* Page and application data records:
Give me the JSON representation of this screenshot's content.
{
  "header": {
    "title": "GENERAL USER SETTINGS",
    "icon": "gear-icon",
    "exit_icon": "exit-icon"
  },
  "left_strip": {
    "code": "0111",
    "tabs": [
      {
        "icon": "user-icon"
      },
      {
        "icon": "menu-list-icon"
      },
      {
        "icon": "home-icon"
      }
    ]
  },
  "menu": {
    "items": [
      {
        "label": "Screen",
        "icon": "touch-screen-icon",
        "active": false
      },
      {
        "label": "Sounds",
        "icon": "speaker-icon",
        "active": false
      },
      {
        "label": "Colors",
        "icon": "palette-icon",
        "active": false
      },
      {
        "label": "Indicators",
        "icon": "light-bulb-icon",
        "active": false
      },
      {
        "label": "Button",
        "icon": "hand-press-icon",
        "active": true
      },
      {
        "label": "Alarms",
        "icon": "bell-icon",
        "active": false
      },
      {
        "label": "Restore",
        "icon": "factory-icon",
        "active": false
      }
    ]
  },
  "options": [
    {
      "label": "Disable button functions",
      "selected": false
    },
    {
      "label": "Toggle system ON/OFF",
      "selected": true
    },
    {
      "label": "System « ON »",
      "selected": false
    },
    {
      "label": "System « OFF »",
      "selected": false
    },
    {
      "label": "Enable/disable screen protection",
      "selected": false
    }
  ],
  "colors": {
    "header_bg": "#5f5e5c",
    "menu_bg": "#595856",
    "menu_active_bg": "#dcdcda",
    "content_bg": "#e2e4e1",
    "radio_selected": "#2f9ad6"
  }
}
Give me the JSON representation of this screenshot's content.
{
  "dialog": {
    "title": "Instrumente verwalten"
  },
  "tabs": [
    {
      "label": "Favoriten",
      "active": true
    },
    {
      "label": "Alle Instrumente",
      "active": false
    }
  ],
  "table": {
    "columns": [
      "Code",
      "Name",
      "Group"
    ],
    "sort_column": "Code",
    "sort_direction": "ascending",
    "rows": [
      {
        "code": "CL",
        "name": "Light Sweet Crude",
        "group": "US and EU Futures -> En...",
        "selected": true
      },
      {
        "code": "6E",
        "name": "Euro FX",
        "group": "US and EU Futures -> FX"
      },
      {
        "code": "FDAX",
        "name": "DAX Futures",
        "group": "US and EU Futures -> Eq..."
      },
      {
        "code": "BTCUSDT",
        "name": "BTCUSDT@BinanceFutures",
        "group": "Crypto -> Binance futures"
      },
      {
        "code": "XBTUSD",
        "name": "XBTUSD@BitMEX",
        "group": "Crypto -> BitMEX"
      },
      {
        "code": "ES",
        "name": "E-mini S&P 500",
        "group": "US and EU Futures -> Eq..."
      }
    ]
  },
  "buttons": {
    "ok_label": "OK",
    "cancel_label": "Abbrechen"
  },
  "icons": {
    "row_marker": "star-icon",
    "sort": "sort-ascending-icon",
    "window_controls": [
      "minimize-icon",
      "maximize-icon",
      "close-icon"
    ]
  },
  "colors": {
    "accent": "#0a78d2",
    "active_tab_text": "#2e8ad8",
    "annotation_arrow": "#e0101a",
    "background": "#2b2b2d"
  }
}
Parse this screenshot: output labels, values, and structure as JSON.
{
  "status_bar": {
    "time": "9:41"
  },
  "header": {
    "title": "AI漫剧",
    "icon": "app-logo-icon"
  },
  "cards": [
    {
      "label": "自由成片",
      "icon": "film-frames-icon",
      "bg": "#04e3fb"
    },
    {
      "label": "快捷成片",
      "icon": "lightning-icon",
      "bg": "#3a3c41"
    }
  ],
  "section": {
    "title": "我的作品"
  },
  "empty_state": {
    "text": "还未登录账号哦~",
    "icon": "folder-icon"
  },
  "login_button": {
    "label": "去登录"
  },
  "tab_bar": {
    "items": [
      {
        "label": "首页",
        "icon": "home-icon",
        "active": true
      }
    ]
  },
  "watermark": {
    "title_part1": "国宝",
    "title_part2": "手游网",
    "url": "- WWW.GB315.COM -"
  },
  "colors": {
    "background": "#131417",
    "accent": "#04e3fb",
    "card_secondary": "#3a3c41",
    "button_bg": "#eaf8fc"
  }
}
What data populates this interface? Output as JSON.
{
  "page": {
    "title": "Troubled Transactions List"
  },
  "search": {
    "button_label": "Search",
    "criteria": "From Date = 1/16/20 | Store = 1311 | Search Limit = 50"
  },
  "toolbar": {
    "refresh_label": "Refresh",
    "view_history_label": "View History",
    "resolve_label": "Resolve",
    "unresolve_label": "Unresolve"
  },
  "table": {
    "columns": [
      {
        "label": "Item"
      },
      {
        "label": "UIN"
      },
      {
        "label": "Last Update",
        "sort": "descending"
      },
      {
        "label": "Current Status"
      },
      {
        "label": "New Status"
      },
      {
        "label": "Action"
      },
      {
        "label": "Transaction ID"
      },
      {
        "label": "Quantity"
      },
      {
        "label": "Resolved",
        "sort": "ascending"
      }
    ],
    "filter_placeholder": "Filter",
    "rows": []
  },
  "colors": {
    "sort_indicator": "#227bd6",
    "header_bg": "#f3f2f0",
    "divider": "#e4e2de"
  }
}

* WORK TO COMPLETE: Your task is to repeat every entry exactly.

* ANSWER TO THIS EXERCISE:
Give me the JSON representation of this screenshot's content.
{
  "header": {
    "title": "GENERAL USER SETTINGS",
    "icon": "gear-icon",
    "exit_icon": "exit-icon"
  },
  "left_strip": {
    "code": "0111",
    "tabs": [
      {
        "icon": "user-icon"
      },
      {
        "icon": "menu-list-icon"
      },
      {
        "icon": "home-icon"
      }
    ]
  },
  "menu": {
    "items": [
      {
        "label": "Screen",
        "icon": "touch-screen-icon",
        "active": false
      },
      {
        "label": "Sounds",
        "icon": "speaker-icon",
        "active": false
      },
      {
        "label": "Colors",
        "icon": "palette-icon",
        "active": false
      },
      {
        "label": "Indicators",
        "icon": "light-bulb-icon",
        "active": false
      },
      {
        "label": "Button",
        "icon": "hand-press-icon",
        "active": true
      },
      {
        "label": "Alarms",
        "icon": "bell-icon",
        "active": false
      },
      {
        "label": "Restore",
        "icon": "factory-icon",
        "active": false
      }
    ]
  },
  "options": [
    {
      "label": "Disable button functions",
      "selected": false
    },
    {
      "label": "Toggle system ON/OFF",
      "selected": true
    },
    {
      "label": "System « ON »",
      "selected": false
    },
    {
      "label": "System « OFF »",
      "selected": false
    },
    {
      "label": "Enable/disable screen protection",
      "selected": false
    }
  ],
  "colors": {
    "header_bg": "#5f5e5c",
    "menu_bg": "#595856",
    "menu_active_bg": "#dcdcda",
    "content_bg": "#e2e4e1",
    "radio_selected": "#2f9ad6"
  }
}
Give me the JSON representation of this screenshot's content.
{
  "dialog": {
    "title": "Instrumente verwalten"
  },
  "tabs": [
    {
      "label": "Favoriten",
      "active": true
    },
    {
      "label": "Alle Instrumente",
      "active": false
    }
  ],
  "table": {
    "columns": [
      "Code",
      "Name",
      "Group"
    ],
    "sort_column": "Code",
    "sort_direction": "ascending",
    "rows": [
      {
        "code": "CL",
        "name": "Light Sweet Crude",
        "group": "US and EU Futures -> En...",
        "selected": true
      },
      {
        "code": "6E",
        "name": "Euro FX",
        "group": "US and EU Futures -> FX"
      },
      {
        "code": "FDAX",
        "name": "DAX Futures",
        "group": "US and EU Futures -> Eq..."
      },
      {
        "code": "BTCUSDT",
        "name": "BTCUSDT@BinanceFutures",
        "group": "Crypto -> Binance futures"
      },
      {
        "code": "XBTUSD",
        "name": "XBTUSD@BitMEX",
        "group": "Crypto -> BitMEX"
      },
      {
        "code": "ES",
        "name": "E-mini S&P 500",
        "group": "US and EU Futures -> Eq..."
      }
    ]
  },
  "buttons": {
    "ok_label": "OK",
    "cancel_label": "Abbrechen"
  },
  "icons": {
    "row_marker": "star-icon",
    "sort": "sort-ascending-icon",
    "window_controls": [
      "minimize-icon",
      "maximize-icon",
      "close-icon"
    ]
  },
  "colors": {
    "accent": "#0a78d2",
    "active_tab_text": "#2e8ad8",
    "annotation_arrow": "#e0101a",
    "background": "#2b2b2d"
  }
}
Parse this screenshot: output labels, values, and structure as JSON.
{
  "status_bar": {
    "time": "9:41"
  },
  "header": {
    "title": "AI漫剧",
    "icon": "app-logo-icon"
  },
  "cards": [
    {
      "label": "自由成片",
      "icon": "film-frames-icon",
      "bg": "#04e3fb"
    },
    {
      "label": "快捷成片",
      "icon": "lightning-icon",
      "bg": "#3a3c41"
    }
  ],
  "section": {
    "title": "我的作品"
  },
  "empty_state": {
    "text": "还未登录账号哦~",
    "icon": "folder-icon"
  },
  "login_button": {
    "label": "去登录"
  },
  "tab_bar": {
    "items": [
      {
        "label": "首页",
        "icon": "home-icon",
        "active": true
      }
    ]
  },
  "watermark": {
    "title_part1": "国宝",
    "title_part2": "手游网",
    "url": "- WWW.GB315.COM -"
  },
  "colors": {
    "background": "#131417",
    "accent": "#04e3fb",
    "card_secondary": "#3a3c41",
    "button_bg": "#eaf8fc"
  }
}
What data populates this interface? Output as JSON.
{
  "page": {
    "title": "Troubled Transactions List"
  },
  "search": {
    "button_label": "Search",
    "criteria": "From Date = 1/16/20 | Store = 1311 | Search Limit = 50"
  },
  "toolbar": {
    "refresh_label": "Refresh",
    "view_history_label": "View History",
    "resolve_label": "Resolve",
    "unresolve_label": "Unresolve"
  },
  "table": {
    "columns": [
      {
        "label": "Item"
      },
      {
        "label": "UIN"
      },
      {
        "label": "Last Update",
        "sort": "descending"
      },
      {
        "label": "Current Status"
      },
      {
        "label": "New Status"
      },
      {
        "label": "Action"
      },
      {
        "label": "Transaction ID"
      },
      {
        "label": "Quantity"
      },
      {
        "label": "Resolved",
        "sort": "ascending"
      }
    ],
    "filter_placeholder": "Filter",
    "rows": []
  },
  "colors": {
    "sort_indicator": "#227bd6",
    "header_bg": "#f3f2f0",
    "divider": "#e4e2de"
  }
}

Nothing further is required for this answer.